Thursday, October 31, 2019
Our ConnectGroup is about halfway through Tim Keller's book, "Making Sense of God". The last couple of chapters have been about how people get their sense of identity. Those considering themselves secular get their sense of identity from one of two places. They either let other people around them define it, or they look inside themselves for it. Last week, we listened to one of Whitney Houston's smash hits from the '80s, "The Greatest Love of All". She tells us that "learning to love yourself is the greatest love of all". I loved that song when she released it. I think loving yourself is important, and that we shouldn't let others control or define how we feel about ourselves. But 33 years later, I don't hear that song the same way. I am a broken sinner, and if some of my actions and thoughts define me, then I should probably go crawl in a cave. I believe that God created me in His image, but He didn't stop there. He came to earth, lived a perfect life, and died the most excruciating (no pun required) death known to man, as a payment for my sin and the sins of mankind. Trying to find my identity in Him is what I want to live for. 20 years after Whitney released "The Greatest Love of All" she released this song with a different message. We know that Whitney battled demons until the day she died, but I hope that the words she proclaimed here were true for her.
Thursday, October 24, 2019
Fadi is a husband and father to two children. His family was sleeping soundly when a missile hit their home and destroyed his shop. Fadi's wife was critically injured. In an attempt to find a safe place for his children, he located the Alliance Church which opened its doors to his family and others whose homes had been destroyed by the bombings. Days earlier, the Alliance Church had a meeting of its leadership to decide if the church would remain open or if the church would close so its members could flee to another area. The leadership elected to stay in harm's way so they could be the hands and feet of Jesus to those that needed them. I don't often visualize churches in Syria, but today I am praying for this one.
I got Fadi's story from this article. It includes more information about what Christians are doing in Syria.
Thursday, October 17, 2019
Last night our ConnectGroup discussion centered on freedom. If you ask most people what freedom is, they will say, "the ability to think, do or say whatever you want". But while we all love our freedom, almost everyone will admit that freedom has limits. Nature, the government, our employer, and our friends all impose limits on our freedom. So who decides which limits are right and which ones are wrong? As Christians, we believe that God made us, and that He made us to be in community with others and with Him. He told us how best to do that by inspiring humans to write down those instructions, and those words have been curated for us over the centuries. We have the freedom to abide in them or to ignore them. My true freedom comes in knowing that I can please my Creator by doing my best to know Him more, and that when I mess up, He is waiting for me with open arms.

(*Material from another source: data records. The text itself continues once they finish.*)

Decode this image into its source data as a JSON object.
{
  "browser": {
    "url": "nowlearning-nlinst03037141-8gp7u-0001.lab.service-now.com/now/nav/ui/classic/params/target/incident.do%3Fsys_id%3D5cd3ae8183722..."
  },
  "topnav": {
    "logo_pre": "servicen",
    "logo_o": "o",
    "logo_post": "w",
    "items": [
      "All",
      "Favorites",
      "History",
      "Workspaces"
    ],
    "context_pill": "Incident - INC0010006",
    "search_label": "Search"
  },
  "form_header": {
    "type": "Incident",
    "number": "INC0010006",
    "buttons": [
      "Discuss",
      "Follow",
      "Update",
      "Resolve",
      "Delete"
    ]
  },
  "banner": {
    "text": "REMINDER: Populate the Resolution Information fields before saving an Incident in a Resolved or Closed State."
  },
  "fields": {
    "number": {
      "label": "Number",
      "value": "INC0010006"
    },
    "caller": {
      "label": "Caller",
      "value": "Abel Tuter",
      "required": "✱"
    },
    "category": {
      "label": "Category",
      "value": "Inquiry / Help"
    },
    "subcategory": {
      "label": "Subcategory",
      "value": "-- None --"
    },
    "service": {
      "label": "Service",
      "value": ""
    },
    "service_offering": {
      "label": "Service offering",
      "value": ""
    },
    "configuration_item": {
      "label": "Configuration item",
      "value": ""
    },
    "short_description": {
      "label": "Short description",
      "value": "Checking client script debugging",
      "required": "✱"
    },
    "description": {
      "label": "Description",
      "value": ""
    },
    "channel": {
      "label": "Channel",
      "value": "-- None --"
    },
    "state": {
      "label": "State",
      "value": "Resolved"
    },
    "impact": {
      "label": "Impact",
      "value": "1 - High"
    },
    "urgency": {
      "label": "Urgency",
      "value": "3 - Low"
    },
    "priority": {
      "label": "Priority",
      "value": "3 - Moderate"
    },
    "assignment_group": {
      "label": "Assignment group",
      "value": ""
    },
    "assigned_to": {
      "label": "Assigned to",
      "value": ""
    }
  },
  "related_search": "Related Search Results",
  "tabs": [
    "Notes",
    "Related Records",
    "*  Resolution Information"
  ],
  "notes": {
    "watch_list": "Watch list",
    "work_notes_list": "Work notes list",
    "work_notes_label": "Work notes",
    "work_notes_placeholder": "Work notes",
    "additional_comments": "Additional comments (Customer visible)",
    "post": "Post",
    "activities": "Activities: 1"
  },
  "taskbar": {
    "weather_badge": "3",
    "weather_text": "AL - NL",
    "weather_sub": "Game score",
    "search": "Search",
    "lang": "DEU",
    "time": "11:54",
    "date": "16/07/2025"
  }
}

One of the most egregious offenses against human freedom was the white man's treatment of Africans as they were bought and sold as slaves for the "owner's" personal gain. We are still working to try to overcome all the wrong that was done, and that is likely never possible, but I was reminded of one amazing piece of work that gives me hope. I hope you have 8 minutes to be inspired.
Thursday, October 10, 2019
We are discussing Tim Keller's book, Making Sense of God, in our ConnectGroup. This week's discussion centered on the differences between "creating meaning in life" and "discovering meaning in life". Many of us spend a lot of energy trying to create meaning either through pursuing our work, our possessions, our leisure, etc. There is nothing inherently bad about pursuing any of those things, but when we think those things are going to create meaning or true joy, we are almost always disappointed with the outcome. Keller referenced a song by Peggy Lee from the late 60's called "Is that all there is?" I was curious to see if I could find it, and sure enough, here it is. This has to be one of the saddest, most depressing songs, I have ever heard. Ecclesiastes 1-2 describe this as "chasing after the wind". Keller encourages us that instead of trying to create meaning in life, we focus on discovering the meaning which our Creator has already set in place. "He has made everything beautiful in its time. He has also set eternity in the human heart; yet no one can fathom what God has done from beginning to end." Ecclesiastes 3:11
Wednesday, October 2, 2019
I grew up going to First Presbyterian Church in Columbus, GA, complete with six-figure pipe organ and even some antiphonal trumpets in the balcony. The trumpets didn't get exercised that much, but when they did, you knew it. I sang in the choir and even played my trumpet a few times in worship. I have fond memories of those times and still very much enjoy traditional church music. I have been attending contemporary worship services for the past 20 years, and the music we sing has been shaped by musicians from a handful of churches scattered around the world. One such church is Hillsong. Hillsong was formed in 1983 in Sydney Australia, and now has churches in 23 countries, hosting over 130,000 people weekly. A couple of weeks ago, they hosted a conference in Sydney, recorded this video, and almost a million people have viewed it already. I am thankful for the people that have dedicated their lives to letting others know how they feel about Jesus through writing, performing and sharing their music.